Salamander Cooking Types Explained

Salamanders distinguish themselves as being either mountable and near an oven, or smaller units that can sit on a counter (often near orders going out — in that case, you can use them to keep food warm). Ceramic burners are common and provide even, very high heat. Infrared or quartz heat in a salamander is more expensive but also more intense, and can heat up food even faster, providing an especially delicate touch (or more consistency if your establishment is going to lean on the salamander a lot). There are also salamanders that rely on gas or electric, but those heat up a little more slowly. Still, they can be incredibly effective and useful.

How you want to use a salamander to spice up your menu will dictate what type you want to get. If you are more interested in keeping food hot, then you will want a countertop salamander. If you want to be able to pull dishes out and straight into the salamander for a finishing touch, a mounted model may be better, although it just depends on how much table space you have.

How to Choose the Right Salamander

There are many, many salamanders on the market, and you might be thinking, for the price of some of the higher-end salamanders, I could fill my kitchen with these appliances (or maybe even enough rare amphibians to catch David Attenborough’s eye!)

The reality is that some of the models on the market do not have the longevity or the heat you need to create dishes with the consistency you would want. And certain features, like pass-through construction (one person puts in the dish on one end, another takes it out on the other) are worth the investment. 

It comes back to menu (doesn’t it always in the food service business?). In preparing dishes that thrive under high heat, like steak or chicken, or even veggies and casseroles, a half-second can make the difference between perfect or overdone. Investing in a serious salamander with precise and multiple temperature controls is worth it if that is your bread and butter. If you are looking to make nachos or keep food warm, then a smaller unit with less intense heat is probably fine. You can also look into units with rotisserie options to perfectly cook meat on a spit. Understanding your needs and providing you with the precise version of this tool that meets them is what Eleven36 is all about.

Salamander Cooking Techniques

As mentioned above, salamanders broil, brown, toast and finish meals. What meals are they best at? Well, think of steak (Pittsburgh blue or otherwise!). Or dessert! (MMM, crème brûlée). Or think about creamy gratin potatoes with the perfect crust. Or the ultimate un-soggy pub nachos.

OK, we get it, we made you hungry — we’ll wait for you to get back …

Maintenance and Care of Salamander Appliances

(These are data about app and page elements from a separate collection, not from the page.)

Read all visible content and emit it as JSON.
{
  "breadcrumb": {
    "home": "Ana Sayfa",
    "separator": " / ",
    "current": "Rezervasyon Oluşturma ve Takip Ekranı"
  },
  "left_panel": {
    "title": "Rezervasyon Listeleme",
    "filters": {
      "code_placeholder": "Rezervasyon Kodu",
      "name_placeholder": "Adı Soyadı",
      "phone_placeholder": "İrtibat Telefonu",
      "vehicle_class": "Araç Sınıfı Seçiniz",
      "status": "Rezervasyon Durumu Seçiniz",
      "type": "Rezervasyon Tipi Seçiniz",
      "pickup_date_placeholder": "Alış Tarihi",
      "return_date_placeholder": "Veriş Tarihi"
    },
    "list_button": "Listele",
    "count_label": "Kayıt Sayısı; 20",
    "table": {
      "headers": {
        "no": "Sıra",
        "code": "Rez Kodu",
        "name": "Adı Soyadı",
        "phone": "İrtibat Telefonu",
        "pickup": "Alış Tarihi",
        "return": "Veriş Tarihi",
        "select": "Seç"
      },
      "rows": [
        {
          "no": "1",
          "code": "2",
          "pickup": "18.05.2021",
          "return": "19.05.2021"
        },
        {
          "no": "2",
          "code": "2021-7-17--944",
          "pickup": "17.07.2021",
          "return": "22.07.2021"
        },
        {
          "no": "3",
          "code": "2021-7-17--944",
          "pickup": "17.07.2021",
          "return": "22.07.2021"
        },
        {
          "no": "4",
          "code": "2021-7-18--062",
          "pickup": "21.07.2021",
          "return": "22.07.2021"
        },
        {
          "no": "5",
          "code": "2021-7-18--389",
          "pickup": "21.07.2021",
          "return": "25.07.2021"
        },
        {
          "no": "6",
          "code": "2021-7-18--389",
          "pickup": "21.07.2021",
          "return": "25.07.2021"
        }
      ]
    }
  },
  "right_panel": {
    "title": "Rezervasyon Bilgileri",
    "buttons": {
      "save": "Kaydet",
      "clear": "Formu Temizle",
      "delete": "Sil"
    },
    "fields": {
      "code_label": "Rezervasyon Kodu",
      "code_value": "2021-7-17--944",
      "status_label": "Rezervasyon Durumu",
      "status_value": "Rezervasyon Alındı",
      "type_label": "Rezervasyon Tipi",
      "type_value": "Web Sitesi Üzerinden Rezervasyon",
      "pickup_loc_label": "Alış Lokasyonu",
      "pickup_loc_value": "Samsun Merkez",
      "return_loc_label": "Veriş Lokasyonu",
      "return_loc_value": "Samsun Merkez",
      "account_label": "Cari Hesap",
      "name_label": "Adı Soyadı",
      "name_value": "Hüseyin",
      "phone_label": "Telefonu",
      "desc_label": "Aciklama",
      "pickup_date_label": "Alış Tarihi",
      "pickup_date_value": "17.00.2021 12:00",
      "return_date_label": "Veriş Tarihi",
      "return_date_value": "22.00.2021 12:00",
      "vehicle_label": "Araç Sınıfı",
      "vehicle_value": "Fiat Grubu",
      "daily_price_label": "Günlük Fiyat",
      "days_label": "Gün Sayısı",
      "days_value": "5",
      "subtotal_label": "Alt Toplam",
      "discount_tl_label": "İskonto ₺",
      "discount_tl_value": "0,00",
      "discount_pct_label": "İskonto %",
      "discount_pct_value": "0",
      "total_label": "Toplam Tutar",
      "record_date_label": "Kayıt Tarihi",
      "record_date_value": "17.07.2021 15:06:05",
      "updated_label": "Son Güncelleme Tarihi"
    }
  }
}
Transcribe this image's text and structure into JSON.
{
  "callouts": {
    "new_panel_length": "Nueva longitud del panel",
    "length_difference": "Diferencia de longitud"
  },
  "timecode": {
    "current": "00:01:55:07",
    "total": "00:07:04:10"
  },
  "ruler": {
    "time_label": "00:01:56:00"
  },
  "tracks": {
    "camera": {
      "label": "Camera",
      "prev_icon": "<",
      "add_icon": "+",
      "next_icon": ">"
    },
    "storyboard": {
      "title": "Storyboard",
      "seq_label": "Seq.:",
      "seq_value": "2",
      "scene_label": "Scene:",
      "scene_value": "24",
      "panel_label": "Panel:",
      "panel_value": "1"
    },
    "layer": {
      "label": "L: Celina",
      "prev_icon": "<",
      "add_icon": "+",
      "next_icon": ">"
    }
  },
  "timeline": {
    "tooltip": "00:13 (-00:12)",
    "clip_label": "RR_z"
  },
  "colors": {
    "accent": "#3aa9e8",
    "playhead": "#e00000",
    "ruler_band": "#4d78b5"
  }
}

Much like a toaster oven, with a salamander you are going to want to clean the tray beneath it that catches crumbs and oil (pro tip: line the tray with foil for ease). And you will also want to make sure the rotisserie or grill is clean if you are placing anything on there directly (or even if not; liquids often somehow find their way to drip out of a pot or pan). For the sake of your pots and pans, make sure you don’t stick any in the salamander that can’t handle the heat. Keep things clean (and wipe down to dry) and lubricate any parts, and your salamander should last a long time.

A salamander is one of those kitchen appliances that, once you have it, you realize you can’t live without. It’s a shortcut to kitchen greatness and puts a dash of deliciousness on everything it touches — in just seconds! At Eleven36, we will help you find a salamander that you can fall in love with and build a menu around — one that is worth the money and that will be there for you for a long time. Even David Attenborough would gush about that.